A recently discovered peptide can prevent the iron buildup associated with a common genetic disorder, a new study finds. The disorder, called hereditary hemochromatosis, affects one in every 200 to 300 people, making it the most prominent of all known genetic maladies. The study points the way to new treatments for the disease.
Although iron deficiency is the world's worst nutritional problem, it's possible to have too much of a good thing. Patients with hereditary hemochromatosis--most of whom have two defective copies of a gene called HFE--absorb surplus iron from their diets, overloading their bodies with the metal, which can lead to widespread organ damage. Although the precise role of HFE in regulating iron flux has remained mysterious, scientists have suspected that the answer may come from some kind of "iron hormone," a molecule predicted to relay signals from the liver--which detects blood iron levels--to the gut. In particular, a hormone that can dampen iron absorption would help explain what goes wrong in hereditary hemochromatosis, because the loss of such a hormone would likely lead to the excessive iron uptake.

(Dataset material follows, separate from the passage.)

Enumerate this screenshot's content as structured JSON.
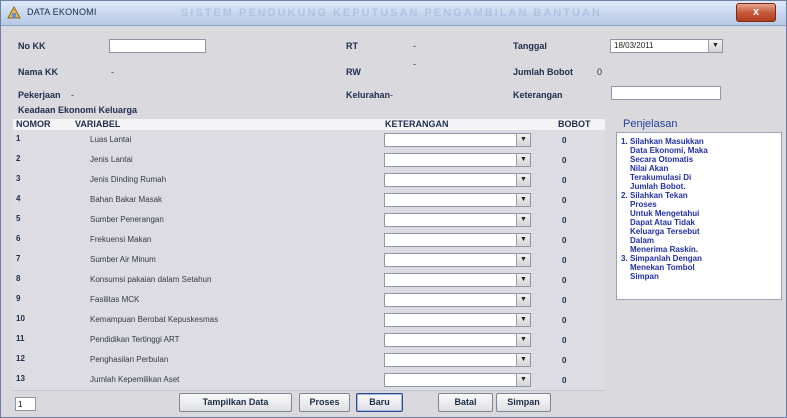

Now, a team led by Sophie Vaulont, a molecular biologist at the Cochin Institute in Paris, has provided strong evidence that the long-sought iron hormone is hepcidin. This small peptide is expressed at abnormally low levels in patients with hereditary hemochromatosis. Earlier work by Vaulont's group and others had shown that high iron levels trigger the liver to make hepcidin and that elevated hepcidin lowers the amount of iron in the body. In their current paper, published online this week by Nature Genetics, Vaulont, postdoctoral researcher Gaël Nicolas, and colleagues tested the importance of low hepcidin production in hereditary hemochromatosis. They treated mice, which like humans with the disease had defective copies of the HFE gene, by adding a gene for hepcidin. Mice without the added gene showed the toxic iron buildup characteristic of the disease, but livers of mice with the transgene showed "no iron accumulation whatsoever," says Vaulont. And that, she adds, means a lack of hepcidin really does cause hereditary hemochromatosis.
"It's a very interesting and important paper," says Hal Drakesmith, a molecular biologist at the Weatherall Institute of Molecular Medicine in Oxford, U.K. He agrees that hepcidin could "in theory" provide a treatment for hereditary hemochromatosis. This would be a dramatic step beyond the current therapy of choice--ancient but effective--of bloodletting, the periodic removal of blood from the patient to eliminate excess iron.